Jeremy Wilton, whose father Graham started the paper as a rival to the Banbury Guardian (now owned by Johnston Press) in 1977, said: “I just think it’s sad that they can’t keep it going.
“It’s a shame – people around here liked it because it was typical Banbury really. Sad to see it become a TV screen, but there we are.”
Wilton, a former national newspaper photographer who now owns Four Shires Magazine, said his father began the Cake from his front room and initially bought unused phone directory paper to print it on – meaning it was variously blue, green and pink.
Wilton said: “[My father] pissed everyone off because he stole all the staff from the local paper to set up this independent one.
“The Banbury Cake was a bit of a ground-breaker at the time because there were very few free newspapers back then.”
He added: “It was a good local community thing.”
The paper distributed about 53,000 copies a week in the 1980s. Full-year ABC figures for 2015, the latest available for the Cake, showed it had an average print distribution of just over 13,000 copies, down from more than 34,000 at the turn of the millennium.

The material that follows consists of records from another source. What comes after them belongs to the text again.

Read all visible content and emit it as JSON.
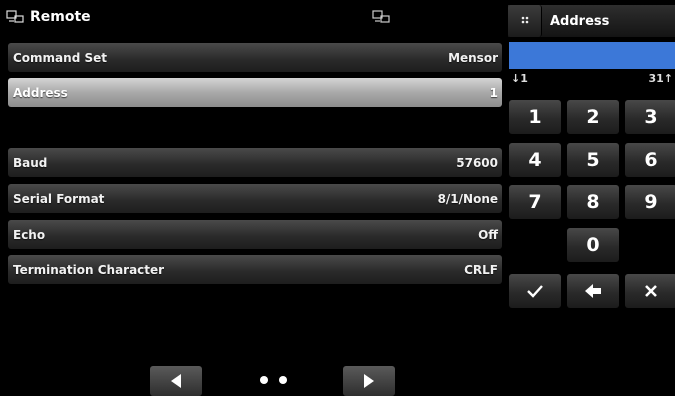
{
  "header": {
    "title": "Remote",
    "remote_icon": "remote-display-icon"
  },
  "rows": [
    {
      "label": "Command Set",
      "value": "Mensor"
    },
    {
      "label": "Address",
      "value": "1"
    },
    {
      "label": "Baud",
      "value": "57600"
    },
    {
      "label": "Serial Format",
      "value": "8/1/None"
    },
    {
      "label": "Echo",
      "value": "Off"
    },
    {
      "label": "Termination Character",
      "value": "CRLF"
    }
  ],
  "keypad": {
    "title": "Address",
    "input_value": "",
    "min": "↓1",
    "max": "31↑",
    "keys": [
      "1",
      "2",
      "3",
      "4",
      "5",
      "6",
      "7",
      "8",
      "9",
      "0"
    ],
    "accent_color": "#3c78d8"
  },
  "pagination": {
    "page": 1,
    "total": 2
  }
}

Wilton said that last year the paper stopped being distributed to homes and was left to pick-ups in supermarkets and newsagents.
Banbury Cake staff are based at the same office as Newsquest daily the Oxford Mail in Osney, Oxford.
A Newsquest spokesman said: “The Banbury Cake will continue as a digital only platform, and in print we will be increasing the number of our Banbury focused magazines.”
The Banbury Guardian is no longer audited by ABC. The most recent figure, for 2012, showed a paid-for circulation of 12,656.